[What the exercise asks]
Pick out each line of the records in which the word "very" appears.

(Saved entries)

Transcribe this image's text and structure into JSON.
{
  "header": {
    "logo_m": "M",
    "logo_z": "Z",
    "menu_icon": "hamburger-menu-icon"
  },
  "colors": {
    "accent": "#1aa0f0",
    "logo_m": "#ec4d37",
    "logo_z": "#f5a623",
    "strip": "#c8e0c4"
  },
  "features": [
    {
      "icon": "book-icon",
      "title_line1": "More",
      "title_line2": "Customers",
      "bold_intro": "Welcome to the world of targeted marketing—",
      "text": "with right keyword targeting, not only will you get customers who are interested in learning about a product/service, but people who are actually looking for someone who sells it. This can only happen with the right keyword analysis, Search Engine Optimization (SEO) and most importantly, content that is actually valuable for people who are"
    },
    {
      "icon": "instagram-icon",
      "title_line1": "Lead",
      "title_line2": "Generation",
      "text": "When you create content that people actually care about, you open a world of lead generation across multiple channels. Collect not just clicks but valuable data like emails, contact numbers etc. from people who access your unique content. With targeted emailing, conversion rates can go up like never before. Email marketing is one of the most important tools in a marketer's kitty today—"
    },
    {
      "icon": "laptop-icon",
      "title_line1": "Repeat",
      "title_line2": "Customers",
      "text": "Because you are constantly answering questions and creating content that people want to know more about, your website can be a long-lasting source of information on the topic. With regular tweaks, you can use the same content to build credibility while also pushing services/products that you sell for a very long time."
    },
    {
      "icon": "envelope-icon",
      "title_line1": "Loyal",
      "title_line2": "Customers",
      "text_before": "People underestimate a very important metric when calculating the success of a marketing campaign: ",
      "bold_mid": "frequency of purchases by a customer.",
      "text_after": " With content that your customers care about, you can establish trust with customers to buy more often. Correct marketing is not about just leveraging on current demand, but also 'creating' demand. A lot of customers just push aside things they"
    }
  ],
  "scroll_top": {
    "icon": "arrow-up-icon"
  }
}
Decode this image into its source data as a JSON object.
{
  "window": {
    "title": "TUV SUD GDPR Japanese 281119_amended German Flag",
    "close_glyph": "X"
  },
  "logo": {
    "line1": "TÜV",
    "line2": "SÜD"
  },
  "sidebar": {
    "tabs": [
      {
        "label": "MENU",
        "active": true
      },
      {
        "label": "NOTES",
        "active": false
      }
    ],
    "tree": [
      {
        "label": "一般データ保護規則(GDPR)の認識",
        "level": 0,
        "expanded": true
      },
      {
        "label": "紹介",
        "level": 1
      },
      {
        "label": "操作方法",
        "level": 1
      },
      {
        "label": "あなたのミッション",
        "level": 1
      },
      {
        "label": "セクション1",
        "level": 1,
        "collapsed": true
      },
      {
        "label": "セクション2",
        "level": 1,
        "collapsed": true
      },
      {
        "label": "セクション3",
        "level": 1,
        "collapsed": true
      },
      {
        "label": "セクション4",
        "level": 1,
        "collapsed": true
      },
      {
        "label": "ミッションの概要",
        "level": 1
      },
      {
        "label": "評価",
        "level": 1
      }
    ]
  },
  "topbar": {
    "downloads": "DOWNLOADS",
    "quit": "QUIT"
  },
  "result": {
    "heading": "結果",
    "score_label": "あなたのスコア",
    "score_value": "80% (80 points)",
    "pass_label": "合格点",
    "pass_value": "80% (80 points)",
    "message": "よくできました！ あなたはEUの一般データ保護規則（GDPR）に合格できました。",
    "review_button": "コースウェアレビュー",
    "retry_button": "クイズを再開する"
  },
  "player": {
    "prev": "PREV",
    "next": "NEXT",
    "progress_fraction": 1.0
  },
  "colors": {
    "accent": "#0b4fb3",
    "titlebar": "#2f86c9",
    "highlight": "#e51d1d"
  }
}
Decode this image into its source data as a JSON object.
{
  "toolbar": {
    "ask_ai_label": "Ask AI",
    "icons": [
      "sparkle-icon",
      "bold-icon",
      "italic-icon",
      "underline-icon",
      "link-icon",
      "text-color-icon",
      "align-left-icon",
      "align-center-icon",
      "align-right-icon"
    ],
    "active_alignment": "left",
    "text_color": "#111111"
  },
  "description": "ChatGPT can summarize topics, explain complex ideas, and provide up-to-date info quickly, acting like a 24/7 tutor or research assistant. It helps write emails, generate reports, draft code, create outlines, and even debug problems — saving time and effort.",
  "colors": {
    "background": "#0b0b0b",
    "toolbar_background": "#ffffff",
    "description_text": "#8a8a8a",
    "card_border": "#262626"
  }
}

[Completed exercise]
      "text": "Because you are constantly answering questions and creating content that people want to know more about, your website can be a long-lasting source of information on the topic. With regular tweaks, you can use the same content to build credibility while also pushing services/products that you sell for a very long time."
      "text_before": "People underestimate a very important metric when calculating the success of a marketing campaign: ",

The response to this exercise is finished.